TUESDAY, FEBRUARY 20, 2007
HOME | NEWS | ARCHIVES | OBITUARIES | WEATHER

Auburn graduate's espionage tale earns Hollywood spotlight

AUBURN (AP) — Auburn University alumnus Eric O'Neill went from working with agents to needing one.

After graduating with a dual major in psychology and political science in 1995, O'Neill joined the FBI, where he was a key player in the 2001 capture of bureau mole Robert Hanssen, who was selling U.S. secrets to Soviet and Russian intelligence organizations.

His story can now be seen in theatres nationwide in the movie "Breach," which opened last weekend and stars Ryan Phillippe as O'Neill.

"People ask me what it's like and I tell them, 'get a movie made about yourself,' " O'Neill joked during a recent screening in Auburn. "It's the only way you can get an idea."

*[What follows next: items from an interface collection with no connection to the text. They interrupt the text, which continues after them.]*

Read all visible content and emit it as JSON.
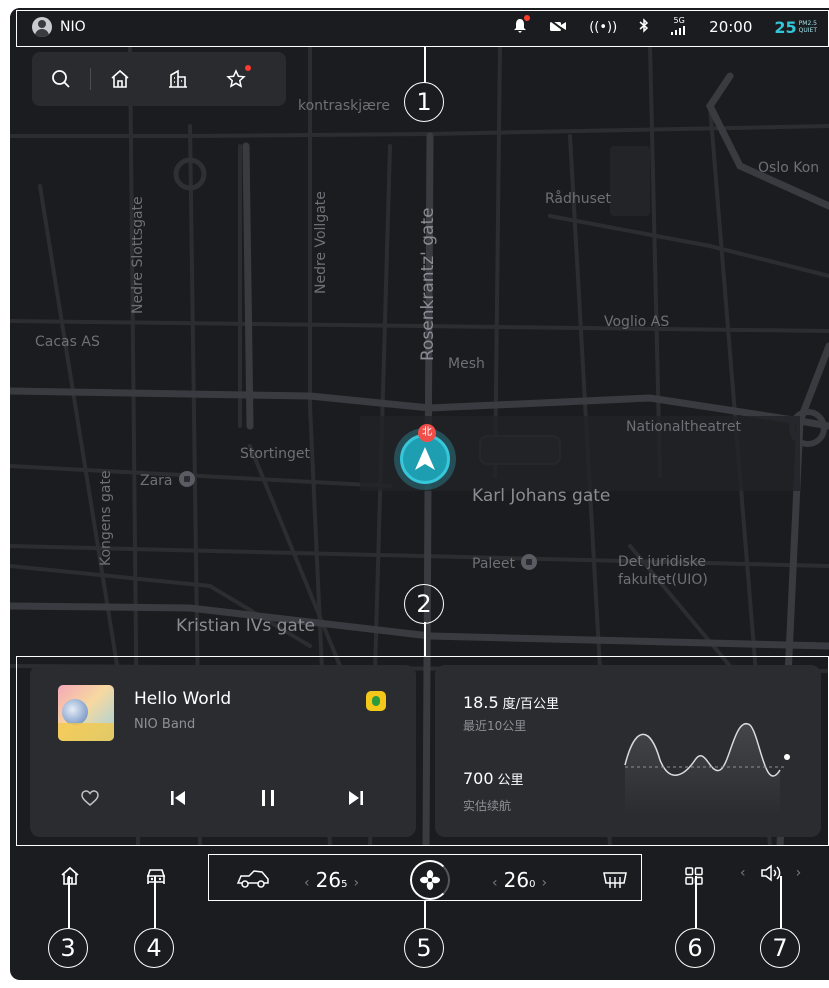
{
  "status_bar": {
    "user_name": "NIO",
    "network": "5G",
    "time": "20:00",
    "air_quality_value": "25",
    "air_quality_unit": "PM2.5",
    "air_quality_label": "QUIET"
  },
  "search_bar": {
    "icons": [
      "search-icon",
      "home-icon",
      "office-icon",
      "star-icon"
    ]
  },
  "map": {
    "labels": {
      "kontraskjaeret": "kontraskjære",
      "oslo_kon": "Oslo Kon",
      "radhuset": "Rådhuset",
      "nedre_slottsgate": "Nedre Slottsgate",
      "nedre_vollgate": "Nedre Vollgate",
      "rosenkrantz": "Rosenkrantz' gate",
      "cacas": "Cacas AS",
      "voglio": "Voglio AS",
      "mesh": "Mesh",
      "nationaltheatret": "Nationaltheatret",
      "stortinget": "Stortinget",
      "zara": "Zara",
      "karl_johans": "Karl Johans gate",
      "kongens": "Kongens gate",
      "paleet": "Paleet",
      "juridiske_1": "Det juridiske",
      "juridiske_2": "fakultet(UIO)",
      "kristian": "Kristian IVs gate"
    },
    "north_label": "北"
  },
  "music_card": {
    "song_title": "Hello World",
    "artist": "NIO Band",
    "state": "playing"
  },
  "energy_card": {
    "consumption_value": "18.5",
    "consumption_unit": "度/百公里",
    "consumption_label": "最近10公里",
    "range_value": "700",
    "range_unit": "公里",
    "range_label": "实估续航"
  },
  "dock": {
    "left_temp_int": "26",
    "left_temp_dec": "5",
    "right_temp_int": "26",
    "right_temp_dec": "0",
    "chev_left": "‹",
    "chev_right": "›"
  },
  "annotations": {
    "n1": "1",
    "n2": "2",
    "n3": "3",
    "n4": "4",
    "n5": "5",
    "n6": "6",
    "n7": "7"
  },
  "colors": {
    "accent": "#33c6d9",
    "background": "#1b1c1f",
    "card": "#2b2c30",
    "alert": "#ff3b30"
  }
}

The then 22-year-old was considered too young to be hired as a special agent with the FBI, but he did get a spot with a special surveillance group known as the "G's," which is tasked with gathering information on suspected spies and terrorists in the U.S.

After a yearlong training period, he was given the codename "Werewolf" and was assigned to investigate Hanssen, a 25-year veteran of the FBI who was suspected of being a mole for both Soviet and Russian intelligence agencies.

Academy Award-winner Chris Cooper plays the role of Hanssen, who joined the FBI in 1976.

O'Neill found that during the next 20 years, Hanssen had compromised the U.S. government's contingency plans for nuclear war, revealed the existence of a spy tunnel built under the Russian embassy and betrayed three Russian agents recruited by the United States. His work led to Hanssen's arrest in 2001.

Shortly after Hanssen's conviction, O'Neill finished law school, left the FBI and started trying to sell his adventures to publishers and movie producers. He finally got an offer from Universal Pictures.

O'Neill was made the technical consultant and co-producer of the film and worked extensively with Phillippe and Cooper.

"I had a lot of time to work with him (Phillippe) on interpretations, and we became friends," O'Neill said. "It was important to establish a rapport, and Ryan made it easy."

He's currently a lawyer in Washington, D.C., with an international law firm, but he's also making sure "Breach" is not his last foray into the entertainment industry.

O'Neill recently sold the rights to CW Network for a TV show that chronicles what he did in the FBI before the Hanssen case.

Copyright 2005 Associated Press. All rights reserved. This material may not be published, broadcast, rewritten or redistributed.

Save $84.50 a year off our newsstand price:
Subscribe today for only 38 cents a day!

Leave feedback
on this or
another
story.

Email This Page


  www.decaturdaily.com